Legally speaking, you may only store data for the shortest possible time, given the reasons why your organisation needs to process the data. You should establish a timeframe in which to review or delete the data stored, and ascertain that it is up-to-date and accurate.
Best Practices for GDPR
Despite the restrictions it puts on your ability to collect and use data, the GDPR essentially pushes marketers to do better work. The law only allows marketers to contact people who want to be contacted, for the topics that they are interested in. Ultimately, it forces you to send out more relevant communications to a more receptive audience. Read on below to learn how you can market effectively while complying with the GDPR.
Keep your recipient database clean and organized

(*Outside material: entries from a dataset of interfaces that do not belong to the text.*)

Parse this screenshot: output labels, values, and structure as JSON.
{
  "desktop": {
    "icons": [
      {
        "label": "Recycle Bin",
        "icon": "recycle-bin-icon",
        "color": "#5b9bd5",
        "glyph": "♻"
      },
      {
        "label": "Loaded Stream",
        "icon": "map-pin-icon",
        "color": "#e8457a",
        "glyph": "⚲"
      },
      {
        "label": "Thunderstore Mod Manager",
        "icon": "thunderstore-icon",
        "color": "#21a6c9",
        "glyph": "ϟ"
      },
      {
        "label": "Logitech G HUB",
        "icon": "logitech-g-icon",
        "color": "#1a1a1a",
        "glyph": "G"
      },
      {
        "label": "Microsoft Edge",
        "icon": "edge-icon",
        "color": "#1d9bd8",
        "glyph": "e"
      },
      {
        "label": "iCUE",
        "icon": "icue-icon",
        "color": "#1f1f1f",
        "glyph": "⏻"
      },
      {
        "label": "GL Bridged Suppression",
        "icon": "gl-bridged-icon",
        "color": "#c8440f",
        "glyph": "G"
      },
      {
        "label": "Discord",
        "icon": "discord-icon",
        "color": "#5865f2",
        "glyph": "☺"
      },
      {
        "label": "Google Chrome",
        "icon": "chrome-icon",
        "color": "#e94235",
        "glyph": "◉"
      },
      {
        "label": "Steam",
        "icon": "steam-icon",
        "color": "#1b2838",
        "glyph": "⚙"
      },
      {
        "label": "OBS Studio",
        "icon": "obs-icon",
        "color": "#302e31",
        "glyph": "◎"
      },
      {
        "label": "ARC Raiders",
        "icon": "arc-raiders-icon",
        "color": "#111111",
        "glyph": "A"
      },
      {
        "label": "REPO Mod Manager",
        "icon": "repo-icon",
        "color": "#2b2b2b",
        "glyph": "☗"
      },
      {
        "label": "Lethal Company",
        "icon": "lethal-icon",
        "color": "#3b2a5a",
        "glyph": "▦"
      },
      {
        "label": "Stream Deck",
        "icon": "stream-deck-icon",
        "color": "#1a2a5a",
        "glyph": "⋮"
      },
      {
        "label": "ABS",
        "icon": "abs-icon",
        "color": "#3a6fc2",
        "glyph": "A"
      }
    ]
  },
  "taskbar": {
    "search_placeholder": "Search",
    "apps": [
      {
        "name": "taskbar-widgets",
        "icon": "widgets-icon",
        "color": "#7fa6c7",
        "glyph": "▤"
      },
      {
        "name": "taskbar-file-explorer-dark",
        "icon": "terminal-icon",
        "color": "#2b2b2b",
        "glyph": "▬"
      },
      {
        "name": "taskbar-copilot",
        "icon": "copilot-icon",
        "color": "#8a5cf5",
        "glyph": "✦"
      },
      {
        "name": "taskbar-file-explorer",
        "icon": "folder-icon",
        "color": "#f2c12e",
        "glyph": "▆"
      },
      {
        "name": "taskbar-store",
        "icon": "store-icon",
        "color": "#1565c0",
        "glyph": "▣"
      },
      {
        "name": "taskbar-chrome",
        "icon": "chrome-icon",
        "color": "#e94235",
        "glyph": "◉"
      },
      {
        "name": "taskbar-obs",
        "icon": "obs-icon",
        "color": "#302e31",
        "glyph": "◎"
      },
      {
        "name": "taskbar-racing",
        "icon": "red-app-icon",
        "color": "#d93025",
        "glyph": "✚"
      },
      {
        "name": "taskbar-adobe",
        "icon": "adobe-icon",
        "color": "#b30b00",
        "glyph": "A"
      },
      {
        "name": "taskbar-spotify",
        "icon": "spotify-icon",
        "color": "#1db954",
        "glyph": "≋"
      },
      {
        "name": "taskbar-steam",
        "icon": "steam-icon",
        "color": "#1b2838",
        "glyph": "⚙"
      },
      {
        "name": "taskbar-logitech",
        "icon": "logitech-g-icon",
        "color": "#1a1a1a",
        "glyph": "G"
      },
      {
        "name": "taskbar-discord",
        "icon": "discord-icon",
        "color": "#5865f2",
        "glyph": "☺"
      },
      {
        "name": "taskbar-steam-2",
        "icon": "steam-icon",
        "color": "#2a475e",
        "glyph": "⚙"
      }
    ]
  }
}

Ensure that you have obtained opt-in permissions for ALL of your contacts. Should contacts choose to revoke this consent and opt-out, be sure they are removed across all of your systems. Segmentation is key – since you have to collect permission to contact subscribers for different channels and communication types, make sure that your contacts are clearly separated into the categories for which you have permission to contact them.
Align with third parties
If you have third parties that have access to the data you collect, minimise the number of people with access. Ensure that those with access are GDPR compliant and that they are securely storing your data.
Align across departments
Run opt-in campaigns
Utilise other channels, such as social media, website, app etc., to prompt potential customers to subscribe to your contact lists. Offer them a discount, freebie or piece of content in exchange for their permissions, and tell them what they will gain from your communications. Best practice is to run a double opt-in campaign, which ensures that their information is correct and that consent has been freely given; this is how you set up a double opt-in campaign in Agillic.
Once you have a recipient’s consent on one channel, or for one purpose, use it to leverage consent for other channels or categories by running campaigns and illustrating the benefits of receiving these other communications from your organisation. Read about how to manage permissions in Agillic here.
Create strong processes
Make sure that you are ready to demonstrate your compliance with the GDPR. Create a page on your website where customers can request their data information. Designate a team member to check for data information requests, and ensure that the member knows where to retrieve the required information. Read our guide on how to make a GDPR export in Agillic. All requests must be addressed within one month to be GDPR compliant. Make sure that you are prepared with communication materials so you can respond quickly in the event that a data breach does occur.
Fundamentally, the GDPR is there to protect customers’ privacy and mitigate risk of harm due to misuse of their personal data. While it does present some challenges, the GDPR makes your marketing stronger by making sure you are sending targeted and personalized messages, only to the people who really want to receive them. Our Product Specialists have compiled an article about how to use the Agillic platform to comply with GDPR; please read the article for more information.
Take a look at how other businesses are achieving their goals by delivering personalised customer experiences.